Those first few years were brutal and tested my mental toughness every step of the way, but now I realize that those years gave me a competitive edge. I played YMCA soccer during my youth, which was non-competitive, where I learned basic soccer skills from my dad. Then, in 4th grade, I was asked to join a newly created club soccer in our area. The first fall and spring seasons were character-building to say the least. While I was improving as a player, our team consistently lost, and the games were not even close. It was demoralizing, but I never considered walking away. Those tough years taught me more than I even realized until recently. In retrospect, I attribute not only my soccer skills but my mental game to that club soccer program. As I gained a better understanding of the sport, specific skills and how to read a field, I also learned from teammates and how to work with them as a family. After three years, our team was on top of the U-14 PA West board and went rarely scored on. As a player I witnessed first hand that dedication, a strong work ethic, an entire team that focuses on daily improvement could truly change the outcome.
My mental toughness has been tested immensely since moving up from U14 club soccer to varsity soccer at my school. Our school team has not made playoffs in a long time. However, even if we are down by ten, I attempt to break it up and put a couple in. I am very disciplined. I remember the tough years and how much I hated that feeling, so I always try to stay on my A game. As a freshman, I started but played mostly defense, and now, as a junior, I've stepped into the leadership role in my team and play midfield. I stay very humble because even though I usually play very well, I also make mistakes. However, the biggest compliment that I receive from those who watch my game is that I can read a field, know where to move and how to stop opponents. I consider myself an unselfish player, constantly communicating with my coach and moving where the team needs me because the team’s success is more important than my own preference.
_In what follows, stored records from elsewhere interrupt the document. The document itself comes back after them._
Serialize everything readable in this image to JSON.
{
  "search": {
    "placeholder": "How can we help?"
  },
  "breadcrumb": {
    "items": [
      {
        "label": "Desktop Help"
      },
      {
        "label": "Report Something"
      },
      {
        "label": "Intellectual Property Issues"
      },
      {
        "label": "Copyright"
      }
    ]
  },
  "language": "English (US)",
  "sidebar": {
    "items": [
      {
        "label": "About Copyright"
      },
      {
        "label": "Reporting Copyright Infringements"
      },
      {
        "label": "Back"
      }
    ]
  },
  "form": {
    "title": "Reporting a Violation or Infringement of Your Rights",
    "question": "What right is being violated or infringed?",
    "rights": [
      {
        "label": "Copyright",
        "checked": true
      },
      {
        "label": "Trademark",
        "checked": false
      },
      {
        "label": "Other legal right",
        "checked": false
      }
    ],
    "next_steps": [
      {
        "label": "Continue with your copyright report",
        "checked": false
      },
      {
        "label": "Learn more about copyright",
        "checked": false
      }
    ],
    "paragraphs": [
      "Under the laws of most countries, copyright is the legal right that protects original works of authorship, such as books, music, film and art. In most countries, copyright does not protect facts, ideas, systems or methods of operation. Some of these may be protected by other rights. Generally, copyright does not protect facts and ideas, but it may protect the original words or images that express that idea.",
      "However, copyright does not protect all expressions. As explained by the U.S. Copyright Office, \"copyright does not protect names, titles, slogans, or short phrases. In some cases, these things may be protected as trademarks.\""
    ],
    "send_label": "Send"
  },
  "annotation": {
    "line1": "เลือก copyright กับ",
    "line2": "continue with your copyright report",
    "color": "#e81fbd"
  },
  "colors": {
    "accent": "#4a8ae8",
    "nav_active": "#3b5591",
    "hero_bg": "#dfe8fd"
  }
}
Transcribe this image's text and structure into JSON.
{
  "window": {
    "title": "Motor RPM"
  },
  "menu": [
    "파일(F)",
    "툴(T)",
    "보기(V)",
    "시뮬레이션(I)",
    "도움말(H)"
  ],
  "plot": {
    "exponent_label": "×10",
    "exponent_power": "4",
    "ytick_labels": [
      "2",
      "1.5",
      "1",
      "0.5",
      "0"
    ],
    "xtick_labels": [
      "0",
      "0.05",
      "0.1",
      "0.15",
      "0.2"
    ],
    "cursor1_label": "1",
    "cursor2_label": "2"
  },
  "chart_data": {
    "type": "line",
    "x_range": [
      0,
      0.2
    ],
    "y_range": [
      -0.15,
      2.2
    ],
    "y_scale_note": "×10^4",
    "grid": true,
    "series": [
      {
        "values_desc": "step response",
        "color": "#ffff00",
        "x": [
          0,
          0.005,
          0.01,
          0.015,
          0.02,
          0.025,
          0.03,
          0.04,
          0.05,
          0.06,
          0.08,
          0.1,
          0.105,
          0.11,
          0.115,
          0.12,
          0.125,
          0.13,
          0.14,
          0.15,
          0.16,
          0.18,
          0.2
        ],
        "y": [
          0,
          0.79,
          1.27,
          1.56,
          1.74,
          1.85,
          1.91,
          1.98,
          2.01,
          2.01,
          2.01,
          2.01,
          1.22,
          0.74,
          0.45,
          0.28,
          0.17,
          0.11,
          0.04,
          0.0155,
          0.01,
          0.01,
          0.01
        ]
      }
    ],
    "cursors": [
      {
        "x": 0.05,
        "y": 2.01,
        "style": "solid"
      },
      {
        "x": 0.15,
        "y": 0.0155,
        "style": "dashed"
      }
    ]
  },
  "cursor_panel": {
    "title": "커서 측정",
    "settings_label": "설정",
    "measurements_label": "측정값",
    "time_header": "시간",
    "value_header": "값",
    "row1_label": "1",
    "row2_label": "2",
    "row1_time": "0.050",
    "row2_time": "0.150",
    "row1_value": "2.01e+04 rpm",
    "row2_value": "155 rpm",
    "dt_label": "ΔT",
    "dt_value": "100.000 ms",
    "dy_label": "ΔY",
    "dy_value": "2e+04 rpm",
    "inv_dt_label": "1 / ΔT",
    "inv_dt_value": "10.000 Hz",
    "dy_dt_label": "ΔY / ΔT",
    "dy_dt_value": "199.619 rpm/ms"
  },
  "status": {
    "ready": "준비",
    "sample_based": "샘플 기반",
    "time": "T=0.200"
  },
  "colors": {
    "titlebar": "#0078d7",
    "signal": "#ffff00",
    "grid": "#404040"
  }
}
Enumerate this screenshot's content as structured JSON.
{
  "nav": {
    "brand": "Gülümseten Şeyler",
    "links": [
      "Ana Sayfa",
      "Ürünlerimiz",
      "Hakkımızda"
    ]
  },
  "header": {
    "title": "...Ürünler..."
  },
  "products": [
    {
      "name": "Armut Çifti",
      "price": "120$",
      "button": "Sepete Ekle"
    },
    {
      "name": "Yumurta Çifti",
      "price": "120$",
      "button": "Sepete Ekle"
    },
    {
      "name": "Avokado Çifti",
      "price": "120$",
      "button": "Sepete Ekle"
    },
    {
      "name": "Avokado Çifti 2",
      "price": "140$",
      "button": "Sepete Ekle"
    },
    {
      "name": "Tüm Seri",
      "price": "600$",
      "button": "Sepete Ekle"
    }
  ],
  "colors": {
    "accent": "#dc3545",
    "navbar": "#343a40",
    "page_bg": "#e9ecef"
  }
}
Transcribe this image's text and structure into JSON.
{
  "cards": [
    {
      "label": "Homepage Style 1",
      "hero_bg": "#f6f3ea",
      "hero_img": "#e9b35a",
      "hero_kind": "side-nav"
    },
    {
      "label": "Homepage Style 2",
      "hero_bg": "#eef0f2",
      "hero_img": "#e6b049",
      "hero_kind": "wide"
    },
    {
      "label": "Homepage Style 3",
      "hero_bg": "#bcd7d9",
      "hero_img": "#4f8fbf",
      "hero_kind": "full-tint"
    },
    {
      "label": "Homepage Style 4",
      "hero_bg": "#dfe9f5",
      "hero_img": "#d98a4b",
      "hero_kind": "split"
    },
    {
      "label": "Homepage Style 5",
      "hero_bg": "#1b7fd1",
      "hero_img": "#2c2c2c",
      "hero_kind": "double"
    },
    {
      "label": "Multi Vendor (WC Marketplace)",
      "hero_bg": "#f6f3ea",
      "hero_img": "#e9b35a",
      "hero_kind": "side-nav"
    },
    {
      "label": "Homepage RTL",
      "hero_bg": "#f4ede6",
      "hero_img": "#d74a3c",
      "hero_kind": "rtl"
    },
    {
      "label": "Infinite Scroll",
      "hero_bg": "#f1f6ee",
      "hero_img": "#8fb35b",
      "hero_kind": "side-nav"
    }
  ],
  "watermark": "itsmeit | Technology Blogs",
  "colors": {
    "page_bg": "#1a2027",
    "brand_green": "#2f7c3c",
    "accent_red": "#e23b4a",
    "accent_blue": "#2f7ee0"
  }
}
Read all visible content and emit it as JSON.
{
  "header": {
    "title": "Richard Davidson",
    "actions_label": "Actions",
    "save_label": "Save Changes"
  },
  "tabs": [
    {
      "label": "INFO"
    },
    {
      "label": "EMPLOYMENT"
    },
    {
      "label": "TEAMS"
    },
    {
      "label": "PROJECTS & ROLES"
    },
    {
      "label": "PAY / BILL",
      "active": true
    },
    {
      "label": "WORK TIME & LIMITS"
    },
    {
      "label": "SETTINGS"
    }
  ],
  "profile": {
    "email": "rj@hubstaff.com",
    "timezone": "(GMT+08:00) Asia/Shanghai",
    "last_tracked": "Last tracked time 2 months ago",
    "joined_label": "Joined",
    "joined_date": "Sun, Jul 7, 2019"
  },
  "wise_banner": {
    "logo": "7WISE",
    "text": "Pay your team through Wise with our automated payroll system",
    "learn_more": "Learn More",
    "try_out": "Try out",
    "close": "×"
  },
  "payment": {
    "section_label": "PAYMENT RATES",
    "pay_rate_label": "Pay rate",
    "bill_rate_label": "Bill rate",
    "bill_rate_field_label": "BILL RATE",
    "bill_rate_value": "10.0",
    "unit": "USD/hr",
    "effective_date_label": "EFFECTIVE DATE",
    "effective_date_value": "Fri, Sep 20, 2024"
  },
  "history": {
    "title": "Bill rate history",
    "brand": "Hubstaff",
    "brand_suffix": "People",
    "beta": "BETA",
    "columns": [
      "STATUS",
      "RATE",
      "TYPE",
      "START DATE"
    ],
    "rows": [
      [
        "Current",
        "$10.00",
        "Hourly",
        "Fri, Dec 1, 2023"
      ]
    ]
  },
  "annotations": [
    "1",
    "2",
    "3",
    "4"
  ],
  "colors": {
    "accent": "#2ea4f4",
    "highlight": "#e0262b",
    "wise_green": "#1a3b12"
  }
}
In closing, I would ask you to really consider and believe in me. I will not fail.